Modernism is omnipresent in the analyses and findings as it states that “it is abnormal, if not absurd, to erect multiple dwelling structures, 4, 5 or 6 storeys and even more in height, bordering on streets, often at their intersections, and lacking open space, while adjoining individual houses are setback from the streets within ample garden space” (p. 226). This statement, however, makes little sense as its application would only decrease the high density that is created by those apartment/multi-dwelling buildings and as well increases the distance residents need to travel to reach basic services.The new City Hall proposed close to the Confederation Park. Gréber Plan (Plan for the National Capital - General Report).
Greber also invokes disorder in which cities develop without plans and control; as if organic growth resulting from real needs only produces chaos and that the only way for growth to happen was through strict and rigid rules.

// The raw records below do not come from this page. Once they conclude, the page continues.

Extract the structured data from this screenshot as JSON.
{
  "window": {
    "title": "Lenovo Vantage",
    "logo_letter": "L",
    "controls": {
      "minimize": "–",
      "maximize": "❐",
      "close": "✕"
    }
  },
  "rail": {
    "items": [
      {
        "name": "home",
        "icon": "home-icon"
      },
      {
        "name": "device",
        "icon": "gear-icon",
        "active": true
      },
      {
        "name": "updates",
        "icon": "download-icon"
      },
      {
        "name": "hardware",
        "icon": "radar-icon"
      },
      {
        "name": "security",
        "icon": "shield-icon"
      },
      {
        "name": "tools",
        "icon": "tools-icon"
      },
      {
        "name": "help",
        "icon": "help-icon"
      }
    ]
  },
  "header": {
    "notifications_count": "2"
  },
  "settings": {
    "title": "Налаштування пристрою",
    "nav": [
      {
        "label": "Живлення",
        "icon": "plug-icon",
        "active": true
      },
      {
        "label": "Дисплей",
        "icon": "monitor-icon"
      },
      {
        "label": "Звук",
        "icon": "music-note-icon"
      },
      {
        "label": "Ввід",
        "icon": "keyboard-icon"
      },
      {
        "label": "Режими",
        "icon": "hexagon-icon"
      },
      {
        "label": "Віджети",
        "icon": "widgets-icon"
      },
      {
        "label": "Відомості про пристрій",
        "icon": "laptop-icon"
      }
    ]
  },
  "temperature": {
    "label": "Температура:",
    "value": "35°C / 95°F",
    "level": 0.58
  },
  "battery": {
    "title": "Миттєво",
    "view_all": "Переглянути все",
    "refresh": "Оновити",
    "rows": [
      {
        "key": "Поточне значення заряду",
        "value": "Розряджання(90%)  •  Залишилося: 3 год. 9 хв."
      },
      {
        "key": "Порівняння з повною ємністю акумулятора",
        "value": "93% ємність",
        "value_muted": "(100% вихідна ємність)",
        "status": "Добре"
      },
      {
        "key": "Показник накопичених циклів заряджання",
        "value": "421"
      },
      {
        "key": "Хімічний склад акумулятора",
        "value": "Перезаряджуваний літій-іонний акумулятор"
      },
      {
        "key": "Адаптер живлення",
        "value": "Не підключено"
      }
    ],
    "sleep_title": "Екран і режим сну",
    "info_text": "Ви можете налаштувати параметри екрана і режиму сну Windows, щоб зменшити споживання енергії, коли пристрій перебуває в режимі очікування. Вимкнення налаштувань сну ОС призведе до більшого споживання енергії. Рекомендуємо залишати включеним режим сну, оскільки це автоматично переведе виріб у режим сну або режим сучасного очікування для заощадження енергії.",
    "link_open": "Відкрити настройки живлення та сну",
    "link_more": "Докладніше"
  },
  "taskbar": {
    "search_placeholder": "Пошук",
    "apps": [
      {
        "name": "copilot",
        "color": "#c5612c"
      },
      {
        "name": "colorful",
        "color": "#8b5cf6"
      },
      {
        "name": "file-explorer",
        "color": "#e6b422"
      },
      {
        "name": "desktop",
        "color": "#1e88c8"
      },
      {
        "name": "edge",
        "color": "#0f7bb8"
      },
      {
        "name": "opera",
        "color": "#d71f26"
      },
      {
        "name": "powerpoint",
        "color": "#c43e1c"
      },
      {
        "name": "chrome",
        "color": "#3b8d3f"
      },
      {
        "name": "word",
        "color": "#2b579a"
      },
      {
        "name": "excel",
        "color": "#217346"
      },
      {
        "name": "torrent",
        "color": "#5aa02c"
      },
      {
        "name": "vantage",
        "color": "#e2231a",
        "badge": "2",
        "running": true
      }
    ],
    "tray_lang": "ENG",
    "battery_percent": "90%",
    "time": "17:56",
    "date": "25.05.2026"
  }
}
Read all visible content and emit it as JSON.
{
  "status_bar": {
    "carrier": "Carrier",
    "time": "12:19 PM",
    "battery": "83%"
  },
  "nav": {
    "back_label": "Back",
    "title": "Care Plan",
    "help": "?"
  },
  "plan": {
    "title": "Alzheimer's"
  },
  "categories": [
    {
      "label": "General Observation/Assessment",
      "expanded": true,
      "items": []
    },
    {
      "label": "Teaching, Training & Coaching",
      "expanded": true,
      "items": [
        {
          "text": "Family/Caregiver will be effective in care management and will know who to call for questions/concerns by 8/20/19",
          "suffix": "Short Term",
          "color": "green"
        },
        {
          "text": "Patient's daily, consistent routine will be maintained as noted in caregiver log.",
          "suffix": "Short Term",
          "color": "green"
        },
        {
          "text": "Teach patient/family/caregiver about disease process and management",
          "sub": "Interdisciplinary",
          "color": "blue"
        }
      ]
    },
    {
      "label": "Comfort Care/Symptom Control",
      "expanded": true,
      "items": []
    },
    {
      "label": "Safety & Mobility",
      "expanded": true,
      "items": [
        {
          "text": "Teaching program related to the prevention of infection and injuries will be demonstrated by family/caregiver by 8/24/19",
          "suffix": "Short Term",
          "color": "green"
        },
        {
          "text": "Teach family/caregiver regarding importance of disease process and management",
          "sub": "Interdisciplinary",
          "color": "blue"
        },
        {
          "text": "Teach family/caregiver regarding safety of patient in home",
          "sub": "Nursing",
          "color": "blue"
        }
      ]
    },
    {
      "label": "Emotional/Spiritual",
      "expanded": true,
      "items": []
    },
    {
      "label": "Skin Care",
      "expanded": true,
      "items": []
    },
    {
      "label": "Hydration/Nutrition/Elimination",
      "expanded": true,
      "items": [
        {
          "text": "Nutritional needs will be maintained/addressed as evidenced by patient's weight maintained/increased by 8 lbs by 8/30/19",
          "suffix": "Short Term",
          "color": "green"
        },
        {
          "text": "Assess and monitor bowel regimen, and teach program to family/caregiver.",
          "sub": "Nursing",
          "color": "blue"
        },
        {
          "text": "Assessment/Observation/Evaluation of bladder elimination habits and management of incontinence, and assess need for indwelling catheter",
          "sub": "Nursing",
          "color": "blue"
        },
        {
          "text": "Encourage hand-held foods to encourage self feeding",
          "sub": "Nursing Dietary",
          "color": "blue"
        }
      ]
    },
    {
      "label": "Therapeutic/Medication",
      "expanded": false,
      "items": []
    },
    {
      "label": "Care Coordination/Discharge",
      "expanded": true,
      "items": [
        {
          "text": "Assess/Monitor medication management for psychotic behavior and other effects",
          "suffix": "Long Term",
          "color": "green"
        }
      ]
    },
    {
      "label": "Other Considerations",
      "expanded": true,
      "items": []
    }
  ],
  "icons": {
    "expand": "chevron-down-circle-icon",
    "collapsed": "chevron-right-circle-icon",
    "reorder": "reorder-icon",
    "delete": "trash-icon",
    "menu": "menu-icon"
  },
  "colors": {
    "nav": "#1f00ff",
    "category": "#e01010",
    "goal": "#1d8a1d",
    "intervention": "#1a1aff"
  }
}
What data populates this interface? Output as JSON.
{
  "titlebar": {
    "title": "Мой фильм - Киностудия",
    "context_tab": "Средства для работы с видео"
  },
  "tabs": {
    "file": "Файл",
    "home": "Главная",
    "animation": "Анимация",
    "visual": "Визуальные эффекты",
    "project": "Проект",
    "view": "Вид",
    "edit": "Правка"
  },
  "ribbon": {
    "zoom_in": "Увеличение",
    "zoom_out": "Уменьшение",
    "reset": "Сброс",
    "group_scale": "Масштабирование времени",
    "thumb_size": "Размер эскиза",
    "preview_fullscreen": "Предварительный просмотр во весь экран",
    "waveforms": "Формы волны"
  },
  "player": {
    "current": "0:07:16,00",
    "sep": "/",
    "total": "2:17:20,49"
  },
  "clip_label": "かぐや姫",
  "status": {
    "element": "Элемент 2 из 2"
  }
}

The report follows with a series of recommendations on the areas to prioritize for the construction of various federal buildings. For example, the Ministry of Veteran Affairs should be constructed on two blocks between Kent and Bay on Wellington and the National Printing Bureau should be moved to the Quebec side.
The absence of a national theatre is mentioned. The report recommends the construction of a theatre of 2500 seats on Elgin Street, where the current National Arts Centre (NAC) is located.
In terms of public transportation, the report suggests that the tramway lines are removed, which according to Greber, do nothing but slow traffic and worsen congestion. It was trending back then, the report went like this (again, in the greatest indulgences ): “We are confident that all tramway lines will ultimately disappear from the urban scene, as is the case in most modern cities.” We would like to point out that Toronto still has streetcars running in its core.
We will conclude by stating that the report was recommending the establishment of a green space network which should have bordered the different villages and communities. The Ottawa River and the Rideau Canal were the ideal place to lay down a network of parkways that would make the commute for the new suburbanites so pleasant. The NCC is currently undertaking a massive study to review land use specifically of its parkway network, which is somewhat a disavowal of Gréber’s vision.Lees Area in Ottawa. Gréber Plan (Plan for the National Capital - General Report).
The plan was written in the worst of time: the automobile was a sacro-saint sign of progress and the federal government had money to implement those costly urban reforms. We don’t believe Gréber himself is to be blamed for its plan: most likely someone else would have come up with a similar plan.
The Greber Plan definitely left deep scar in the National Capital Region, unlike the other preceeding plans (Holt, Cauchon) which were never really implemented for good reasons at the time. We wish the Greber Plan would have had the same outcome: that it never made it to the implementation phase.
After all, Jacques Greber made a substantial mistake when he estimated the population of Ottawa to be around 400,000 people in 2000. Could it be possible that he was also mistaken on several other fronts?
The Original Report
The original Gréber Report is available here in PDF:Plan for the National Capital - General Report 1950
A web version is also available here:Plan for the National Capital - General Report 1950